**EXERCISE OBJECTIVE:**
Every line below that has "name" in it should be copied.

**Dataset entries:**
········
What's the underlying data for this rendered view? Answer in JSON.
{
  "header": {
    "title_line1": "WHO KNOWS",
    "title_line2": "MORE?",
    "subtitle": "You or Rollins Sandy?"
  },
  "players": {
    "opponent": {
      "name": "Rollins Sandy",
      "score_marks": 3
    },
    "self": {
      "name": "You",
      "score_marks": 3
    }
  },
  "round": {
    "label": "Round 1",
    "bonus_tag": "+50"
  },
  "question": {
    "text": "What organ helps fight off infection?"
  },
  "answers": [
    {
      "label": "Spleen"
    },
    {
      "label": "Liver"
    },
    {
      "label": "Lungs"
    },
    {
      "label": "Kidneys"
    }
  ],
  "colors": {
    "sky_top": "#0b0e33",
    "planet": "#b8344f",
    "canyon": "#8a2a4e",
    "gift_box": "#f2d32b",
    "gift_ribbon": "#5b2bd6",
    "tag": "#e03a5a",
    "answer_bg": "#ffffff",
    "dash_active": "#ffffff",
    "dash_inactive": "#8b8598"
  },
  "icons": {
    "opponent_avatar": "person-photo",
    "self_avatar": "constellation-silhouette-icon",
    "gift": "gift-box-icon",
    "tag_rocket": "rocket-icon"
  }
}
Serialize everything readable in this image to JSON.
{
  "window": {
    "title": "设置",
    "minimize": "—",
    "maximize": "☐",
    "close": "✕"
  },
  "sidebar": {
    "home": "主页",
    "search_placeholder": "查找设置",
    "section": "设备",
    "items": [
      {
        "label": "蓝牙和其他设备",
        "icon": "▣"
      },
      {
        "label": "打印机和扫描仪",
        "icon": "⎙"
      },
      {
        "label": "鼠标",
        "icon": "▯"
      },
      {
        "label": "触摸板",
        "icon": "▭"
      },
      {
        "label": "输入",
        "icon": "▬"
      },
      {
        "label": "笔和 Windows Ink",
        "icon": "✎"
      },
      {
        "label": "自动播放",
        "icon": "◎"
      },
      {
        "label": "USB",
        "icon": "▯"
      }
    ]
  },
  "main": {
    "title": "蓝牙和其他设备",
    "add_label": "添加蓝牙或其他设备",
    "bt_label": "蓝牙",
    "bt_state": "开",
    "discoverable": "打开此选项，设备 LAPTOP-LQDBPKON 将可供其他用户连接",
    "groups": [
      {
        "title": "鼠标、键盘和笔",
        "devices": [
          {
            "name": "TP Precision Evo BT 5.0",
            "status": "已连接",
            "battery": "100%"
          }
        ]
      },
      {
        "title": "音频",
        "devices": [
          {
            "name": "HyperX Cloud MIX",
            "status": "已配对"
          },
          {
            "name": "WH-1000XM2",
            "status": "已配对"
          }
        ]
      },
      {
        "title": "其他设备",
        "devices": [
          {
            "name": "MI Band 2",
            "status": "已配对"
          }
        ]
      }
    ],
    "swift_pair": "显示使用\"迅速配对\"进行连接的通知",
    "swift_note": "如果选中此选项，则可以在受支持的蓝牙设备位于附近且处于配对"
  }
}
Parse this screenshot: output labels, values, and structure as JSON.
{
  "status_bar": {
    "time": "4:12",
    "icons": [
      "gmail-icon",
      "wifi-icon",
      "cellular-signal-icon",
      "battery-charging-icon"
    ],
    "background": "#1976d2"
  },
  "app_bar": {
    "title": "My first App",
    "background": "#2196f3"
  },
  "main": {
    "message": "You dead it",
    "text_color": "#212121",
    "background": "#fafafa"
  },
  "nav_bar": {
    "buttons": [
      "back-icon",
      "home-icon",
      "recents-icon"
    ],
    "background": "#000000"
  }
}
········
**EXERCISE RESPONSE:**
      "name": "Rollins Sandy",
      "name": "You",
            "name": "TP Precision Evo BT 5.0",
            "name": "HyperX Cloud MIX",
            "name": "WH-1000XM2",
            "name": "MI Band 2",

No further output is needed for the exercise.